By Erin Sherbert
By Erin Sherbert
By Leif Haven
By Erin Sherbert
By Chris Roberts
By Kate Conger
By Brian Rinker
By Rachel Swan
Before Larry Bush ("The Dark Prince of City Hall," March 8) slithers back under his rock, let's not grant him too much credit for exposing Annemarie Conroy as last November's "Republican menace." Wasn't it, after all, the ineptitude of Clint Reilly, Conroy's campaign manager, that allowed for such exposure?
Accordingly, doesn't Mayor Jordan, who recently hired Reilly on the cheap from the trash heap of political has-beens, realize that Reilly's not a bargain?
A Guild-Edged Victory
Bill Mandel's argument for killing one of San Francisco's newspapers ("The Case for One Daily," March 1) seriously mangles what resulted from the recent strike and contract talks. He claims that "the agreement that emerged at strike's end allows management to pick an all-star team irrespective of seniority while giving unwanted employees one-shot severance pay." Citing this alleged "negotiated management victory," Mandel says management therefore "won the strike."
Neither the Chronicle nor the Examiner has the right to pick and choose layoff victims among its own employees, whether or not the other paper closes down. Layoffs for economic reasons must be in inverse order of seniority. Neither paper is formally obligated to hire any of the other paper's employees -- "unwanted" or otherwise -- but that's always been the case. Nothing changed on that score as a result of the strike.
If one of the S.F. papers closes, all its newsroom employees become job seekers. Some of them may get hired across the street; many others will be left unemployed. So we negotiated a special severance entitlement for these unfortunates. This money would have to be paid anyhow, but in the past, it would have gone to overfunding our pension plan. Now, it will go to those handed pink slips.
To be sure, that was a compromise. We would prefer that nobody be laid off. But taking the best deal we could get in this round -- a genuine, if modest, improvement from the standpoint of our newsroom members -- hardly constitutes a "management victory."
Carl Hall, Administrative Officer
Northern California Newspaper Guild
Guns Don't Kill People
"The anti-gun club" (March 1) was disturbing in its apparent uncritical acceptance of Handgun Control Incorporated and Michelle Scully's agenda of more laws, more cops and more taxes.
The tragedy that befell Scully (her husband was shot to death in front of her) is heart-rending, but even if HCI's fondest dreams had been made law in California, the shootings at 101 California that widowed her would not have been averted; the gunman, Gian Luigi Ferri, bought his weapons in Nevada.

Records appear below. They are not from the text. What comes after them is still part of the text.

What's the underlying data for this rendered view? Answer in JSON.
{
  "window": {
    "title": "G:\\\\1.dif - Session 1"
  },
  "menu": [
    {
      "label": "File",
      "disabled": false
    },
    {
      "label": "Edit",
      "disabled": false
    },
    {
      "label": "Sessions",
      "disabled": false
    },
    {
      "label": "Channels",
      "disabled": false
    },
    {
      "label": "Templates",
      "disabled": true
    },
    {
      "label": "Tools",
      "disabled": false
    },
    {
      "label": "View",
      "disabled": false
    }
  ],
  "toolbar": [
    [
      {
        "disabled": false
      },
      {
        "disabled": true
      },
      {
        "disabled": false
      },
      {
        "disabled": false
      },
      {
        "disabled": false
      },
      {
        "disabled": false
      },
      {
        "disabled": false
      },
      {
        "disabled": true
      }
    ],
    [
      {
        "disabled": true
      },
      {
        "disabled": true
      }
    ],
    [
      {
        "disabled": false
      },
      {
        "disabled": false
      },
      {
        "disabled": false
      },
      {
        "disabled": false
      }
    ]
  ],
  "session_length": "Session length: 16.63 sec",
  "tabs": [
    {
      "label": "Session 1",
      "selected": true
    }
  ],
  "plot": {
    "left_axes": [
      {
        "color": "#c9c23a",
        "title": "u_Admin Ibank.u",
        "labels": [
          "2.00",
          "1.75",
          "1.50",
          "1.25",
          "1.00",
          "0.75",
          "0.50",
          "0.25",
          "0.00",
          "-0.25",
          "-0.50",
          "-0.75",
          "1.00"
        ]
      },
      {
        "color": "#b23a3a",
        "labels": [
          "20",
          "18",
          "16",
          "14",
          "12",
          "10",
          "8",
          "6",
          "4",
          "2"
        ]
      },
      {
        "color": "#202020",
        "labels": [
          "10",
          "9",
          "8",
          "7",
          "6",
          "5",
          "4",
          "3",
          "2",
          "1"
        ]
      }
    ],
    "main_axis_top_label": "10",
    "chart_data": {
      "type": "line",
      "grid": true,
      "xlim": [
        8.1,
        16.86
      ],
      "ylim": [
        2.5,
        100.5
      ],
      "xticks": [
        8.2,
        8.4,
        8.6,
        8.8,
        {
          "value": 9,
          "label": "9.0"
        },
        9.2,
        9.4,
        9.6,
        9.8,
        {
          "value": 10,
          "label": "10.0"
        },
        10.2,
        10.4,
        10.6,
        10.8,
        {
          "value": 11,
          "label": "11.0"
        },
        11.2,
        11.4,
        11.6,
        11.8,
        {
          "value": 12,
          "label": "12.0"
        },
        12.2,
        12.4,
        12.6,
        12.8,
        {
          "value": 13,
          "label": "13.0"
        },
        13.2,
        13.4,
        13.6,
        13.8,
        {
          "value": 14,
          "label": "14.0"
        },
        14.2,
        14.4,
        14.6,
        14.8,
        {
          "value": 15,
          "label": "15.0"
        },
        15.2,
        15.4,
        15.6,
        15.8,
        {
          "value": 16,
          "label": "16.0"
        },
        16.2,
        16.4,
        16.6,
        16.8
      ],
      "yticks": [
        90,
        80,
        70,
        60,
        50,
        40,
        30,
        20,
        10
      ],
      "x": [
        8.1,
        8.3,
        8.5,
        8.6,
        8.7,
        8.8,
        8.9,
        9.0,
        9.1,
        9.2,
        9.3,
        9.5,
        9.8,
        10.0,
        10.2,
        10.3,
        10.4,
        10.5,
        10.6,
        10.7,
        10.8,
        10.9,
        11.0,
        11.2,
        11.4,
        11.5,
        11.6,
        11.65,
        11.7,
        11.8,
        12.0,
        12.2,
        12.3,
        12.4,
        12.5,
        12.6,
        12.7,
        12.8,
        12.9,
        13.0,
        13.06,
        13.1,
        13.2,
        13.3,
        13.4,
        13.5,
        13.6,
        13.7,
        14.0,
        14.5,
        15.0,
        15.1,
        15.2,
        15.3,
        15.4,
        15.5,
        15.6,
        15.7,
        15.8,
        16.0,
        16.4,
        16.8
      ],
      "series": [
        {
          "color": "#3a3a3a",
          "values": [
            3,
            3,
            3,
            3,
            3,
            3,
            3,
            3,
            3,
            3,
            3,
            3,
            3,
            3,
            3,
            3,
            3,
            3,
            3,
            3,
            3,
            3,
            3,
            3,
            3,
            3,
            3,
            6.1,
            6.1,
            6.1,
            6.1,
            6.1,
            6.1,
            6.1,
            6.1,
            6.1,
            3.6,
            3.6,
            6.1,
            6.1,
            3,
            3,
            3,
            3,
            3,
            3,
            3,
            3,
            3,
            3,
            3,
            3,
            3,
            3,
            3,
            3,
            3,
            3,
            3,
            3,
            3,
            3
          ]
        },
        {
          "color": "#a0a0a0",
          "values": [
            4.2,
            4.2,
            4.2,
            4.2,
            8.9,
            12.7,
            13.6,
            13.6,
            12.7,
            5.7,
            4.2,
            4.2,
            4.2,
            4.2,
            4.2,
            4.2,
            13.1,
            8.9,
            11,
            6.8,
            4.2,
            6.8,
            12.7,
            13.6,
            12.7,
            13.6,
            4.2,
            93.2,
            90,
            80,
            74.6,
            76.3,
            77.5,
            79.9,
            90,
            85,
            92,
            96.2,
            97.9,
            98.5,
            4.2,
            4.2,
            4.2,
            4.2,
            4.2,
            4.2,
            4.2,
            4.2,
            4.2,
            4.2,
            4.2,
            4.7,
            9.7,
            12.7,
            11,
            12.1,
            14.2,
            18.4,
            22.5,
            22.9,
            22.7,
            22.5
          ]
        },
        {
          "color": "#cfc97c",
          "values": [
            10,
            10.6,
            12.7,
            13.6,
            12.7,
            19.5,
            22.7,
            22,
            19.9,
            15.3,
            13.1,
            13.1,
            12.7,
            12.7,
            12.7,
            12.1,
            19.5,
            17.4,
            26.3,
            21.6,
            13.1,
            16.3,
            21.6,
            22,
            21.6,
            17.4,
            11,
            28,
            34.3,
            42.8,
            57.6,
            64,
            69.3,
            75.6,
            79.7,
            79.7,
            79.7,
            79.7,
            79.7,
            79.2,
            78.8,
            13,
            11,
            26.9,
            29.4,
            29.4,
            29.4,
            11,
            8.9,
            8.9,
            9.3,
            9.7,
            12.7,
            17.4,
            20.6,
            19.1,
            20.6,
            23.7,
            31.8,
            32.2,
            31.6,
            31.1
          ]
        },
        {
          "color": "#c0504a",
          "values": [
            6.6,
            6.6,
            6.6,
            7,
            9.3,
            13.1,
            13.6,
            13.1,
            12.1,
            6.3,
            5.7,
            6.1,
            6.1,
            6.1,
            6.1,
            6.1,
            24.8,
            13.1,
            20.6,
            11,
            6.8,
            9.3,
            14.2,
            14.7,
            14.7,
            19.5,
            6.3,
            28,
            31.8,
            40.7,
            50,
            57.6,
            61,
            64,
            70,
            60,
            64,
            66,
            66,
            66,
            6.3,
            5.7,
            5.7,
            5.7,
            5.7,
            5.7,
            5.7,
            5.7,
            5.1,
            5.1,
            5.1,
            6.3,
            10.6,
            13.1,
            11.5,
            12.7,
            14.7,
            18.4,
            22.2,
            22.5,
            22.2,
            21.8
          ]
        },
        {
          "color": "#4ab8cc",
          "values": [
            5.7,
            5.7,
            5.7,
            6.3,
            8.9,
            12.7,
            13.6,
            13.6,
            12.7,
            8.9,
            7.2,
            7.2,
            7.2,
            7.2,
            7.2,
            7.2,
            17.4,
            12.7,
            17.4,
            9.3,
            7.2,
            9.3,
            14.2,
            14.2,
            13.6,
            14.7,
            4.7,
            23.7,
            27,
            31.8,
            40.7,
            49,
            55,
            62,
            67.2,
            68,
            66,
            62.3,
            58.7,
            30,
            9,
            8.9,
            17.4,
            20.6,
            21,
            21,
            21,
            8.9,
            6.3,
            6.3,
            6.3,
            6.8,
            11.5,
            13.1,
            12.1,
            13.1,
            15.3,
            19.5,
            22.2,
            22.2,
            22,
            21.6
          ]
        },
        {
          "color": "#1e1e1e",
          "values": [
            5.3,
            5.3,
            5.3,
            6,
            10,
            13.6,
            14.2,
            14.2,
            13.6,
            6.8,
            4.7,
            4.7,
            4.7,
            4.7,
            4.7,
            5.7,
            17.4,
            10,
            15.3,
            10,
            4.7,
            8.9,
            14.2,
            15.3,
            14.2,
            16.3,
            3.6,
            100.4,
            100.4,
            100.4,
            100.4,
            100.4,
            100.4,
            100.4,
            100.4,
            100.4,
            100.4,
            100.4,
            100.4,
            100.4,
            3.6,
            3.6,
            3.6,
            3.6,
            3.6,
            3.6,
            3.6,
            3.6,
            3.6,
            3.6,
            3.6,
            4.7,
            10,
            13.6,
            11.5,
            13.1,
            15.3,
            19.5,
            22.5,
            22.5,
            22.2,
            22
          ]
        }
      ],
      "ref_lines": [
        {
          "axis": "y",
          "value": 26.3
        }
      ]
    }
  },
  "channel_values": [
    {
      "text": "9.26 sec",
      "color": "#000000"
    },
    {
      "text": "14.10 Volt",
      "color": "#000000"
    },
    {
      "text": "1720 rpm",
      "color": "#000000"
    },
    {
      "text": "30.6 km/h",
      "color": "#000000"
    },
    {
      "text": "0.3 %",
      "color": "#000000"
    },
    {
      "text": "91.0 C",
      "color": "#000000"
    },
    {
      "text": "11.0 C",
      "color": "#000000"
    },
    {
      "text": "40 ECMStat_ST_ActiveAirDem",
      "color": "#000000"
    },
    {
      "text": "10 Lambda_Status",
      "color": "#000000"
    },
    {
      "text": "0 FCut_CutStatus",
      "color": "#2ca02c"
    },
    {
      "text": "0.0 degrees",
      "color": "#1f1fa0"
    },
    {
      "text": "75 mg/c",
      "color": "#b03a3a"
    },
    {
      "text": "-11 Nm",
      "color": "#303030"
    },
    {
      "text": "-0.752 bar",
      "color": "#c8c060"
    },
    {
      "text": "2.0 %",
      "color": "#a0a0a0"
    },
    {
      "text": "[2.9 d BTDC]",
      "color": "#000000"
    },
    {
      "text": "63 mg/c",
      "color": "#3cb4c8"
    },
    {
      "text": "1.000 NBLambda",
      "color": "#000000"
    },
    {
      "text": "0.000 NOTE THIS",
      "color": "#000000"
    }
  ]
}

Even if gun control were imposed nationwide, does anyone believe it would have saved the late John Scully? Clearly, Ferri was not averse to committing felonies (like murder); he would not cavil at a misdemeanor gun buy.
And what is Scully's solution? "I honestly feel that had [the SFPD] come sooner, my husband or others could have been saved," she is quoted as saying. She may honestly feel that way, but would most prefer to live in a city in which the police are everywhere?
And do your readers find that the government's track record with, for example, drug laws, inspires confidence that gun laws will apply equally to Latino gang bangers like those in the article and well-heeled white psychotics like Ferri? Or instead, does the leniency of sentences for possession of powdered cocaine (well beloved by Caucasians) compared to those for similar quantities of crack (preferred by their African American cousins) suggest that gun laws will be similarly skewed so that minorities and other outsiders can be more effectively repressed? Michael Lorton
Boy No Wonder
In regard to why Preacher Boy is "so often snubbed and ignored" ("White-boy blues," March 1), may I offer my opinion? Having seen him and his lame band perform, I would have to say that (despite the best intentions in the world) he simply does not cut it even among the practitioners of the highly diluted modern "blues" genre. Both his singing and playing are wooden and redolent of the worst aspects of pseudo-folk music.
Essentially, his performance struck me as being much closer to some dreck like the rooftop singers or Joan Baez rather than any of the worthy names he invokes. Sometimes the truth hurts.
To the Stars With Brezsny
Re: all the flak you have been receiving in the letters to the editor column recently.
Do what you like with the front page, back page, most all the stuff in between. Headline any hack comedy writer that you please. Fire the whole damn staff, institute a sub-minimum wage, turn the editorial control over to BofA, sell out to Rupert Murdoch, I don't care.
But, if you drop Rob Brezsny's column, though, you have committed the unpardonable sin. Not only is he the wittiest (and the best) astrologer in the universe, but do you and your readers know that Rob wrote one of the highest-energy rock-and-roll songs ever: "(You Can Have) Anything You Want"? How about doing a piece on Rob?